The elixir of life may be, but not many of us stop and think about how much water was consumed while manufacturing our clothes or any other of our favourite items. We wear it and flare it.
But water is being consumed in large amounts by the fashion industry. The fashion industry is also known to be one of the most polluting industries in the world. Let’s take a second and reflect on the water footprints on our clothes.
According to the UN, it requires 7,500L - 8,00L of water in the manufacturing of one pair of denim jeans. According to Levi Strauss, 33.4 kgs of CO2 is created throughout the lifetime of one denim pair of jeans.
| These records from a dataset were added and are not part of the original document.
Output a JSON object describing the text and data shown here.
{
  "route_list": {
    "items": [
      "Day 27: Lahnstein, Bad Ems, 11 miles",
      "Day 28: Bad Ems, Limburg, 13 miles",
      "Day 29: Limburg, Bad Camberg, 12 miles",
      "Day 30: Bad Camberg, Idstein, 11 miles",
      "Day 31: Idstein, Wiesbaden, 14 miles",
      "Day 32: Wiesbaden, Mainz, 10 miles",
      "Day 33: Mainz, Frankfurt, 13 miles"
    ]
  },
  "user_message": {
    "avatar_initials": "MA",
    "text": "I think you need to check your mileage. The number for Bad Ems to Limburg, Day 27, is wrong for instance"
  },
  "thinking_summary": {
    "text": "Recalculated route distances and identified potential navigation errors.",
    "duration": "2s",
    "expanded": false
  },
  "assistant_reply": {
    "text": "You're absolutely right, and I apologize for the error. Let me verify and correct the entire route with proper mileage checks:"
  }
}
To understand this better let us first dive into understanding the process of manufacturing types of denim, in brief.
The cotton is grown and harvested, where 1 kg of ginned cotton requires 1,214 L of water to irrigate and brushed into yarns. These yarns are then dyed, usually in synthetic indigo dyes. Large balls of cotton known as ‘ball warps’ are repeatedly dipped into a vat of dye, forming dye layers. The cotton yarns are then coated with a starchy sizing paste to stiffen them. The yarns are then woven into a fabric. To give these denim jeans a faded or worn-out effect, it is then washed with enzymes or is stone-washed. Acids and chemicals are used in giving these effects. To get the denim jeans into a wearable condition, they must be washed several times to get rid of the chemical elements.
The water-intensive manufacturing process is especially worrying at a time like this when the world is running short on freshwater, thanks to climate change. According to a Central Groundwater Board survey, India is currently facing a rapid decline of approx. 52% in groundwater levels across all states.
Enough of problems, let’s talk solutions!
What can we do as a consumer? We can also play a part in exercising positive choice with our money with brands like MUD Jeans, Ka-ShaCreations, and Levi Strauss, which are genuinely working towards sustainable fashion and which are transparent about their ways and honest about the environmental impact of their products, or we could switch from denim to organic cotton trousers.
But, the most effective solutions to overuse of the resources across the fashion industry are fewer garment constructions, comfortable and better quality products and long-lasting clothes to be produced and for us, as consumers, to shop less and consciously and to love and wear the clothes we have for longer periods.
Another solution to this would be making future designers aware of their responsibilities towards the environment is one of the major roles to be played by the youth. The students of SAGE University, Bhopal visited the Bhaskar Denims Pvt. Ltd. to understand the processing of denim and witness through their own eyes the amount of water consumption involved in the manufacturing process. Visits of these kinds make the students more aware of their choices rather than reading about the harmful effects of the water footprint.
These designers will be out in society in the future with a fresh perspective and conscious mind.
Trends change, but the amount of water present on the earth does not. We must do everything we can to reduce not just our water footprint but our carbon footprints as well.
Thinking about our wardrobe choices isn’t a bad place to start.
School of Design
SAGE University, Bhopal